    emps-after-3bit.png I recorded the new torque signals for two trips this evening and, comparing them to my earlier post, they look much cleaner, especially VT2 (black pen - sorry that pen's a little dry). In answer to Bob's very old question, I can now report that for a brand new 44200-49055 rack, resistances in ohms are:

    VT1-VT2 VT1-GND VT2-GND VT1-VCC VT2-VCC VCC-GND
    1 1231 1421 1423 615 617 807


    These resistances did not start at one value and slowly decrease while on the meter, as I had seen measuring the old rack. These numbers were rock steady.

    When I picked up the car the first thing I did, before even starting it, was to check for codes. There was a C1213 (ABS and HV ECUs no talkie), but I had come right at closing and no one was around to investigate. I mentioned it to the service advisor, cleared it, and drove home, and nothing seems amiss and the code has not come back. In the book it looks as if the brake ECU is near the steering column and my guess is that a connection may have been jostled during the repair but is now ok again. The advisor told me the tech had checked for codes and seen none at the completion of the job. I am not sure how the code appeared between then and my check, but if it never recurs I'll consider it good.
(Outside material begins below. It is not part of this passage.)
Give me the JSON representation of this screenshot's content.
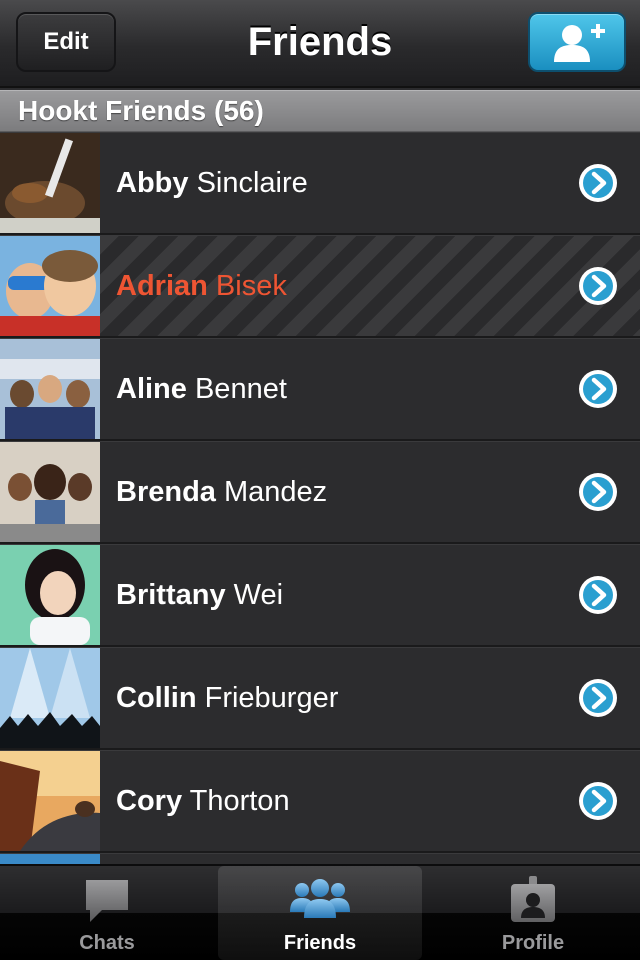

I guess if I can easily see/reach connector B11 without taking my dash apart, maybe I'll check that it's secure.

    All in all, a very satisfying resolution to a long thread. :)

    -Chap
     
    #40 ChapmanF, Sep 28, 2012
    Last edited: Mar 20, 2015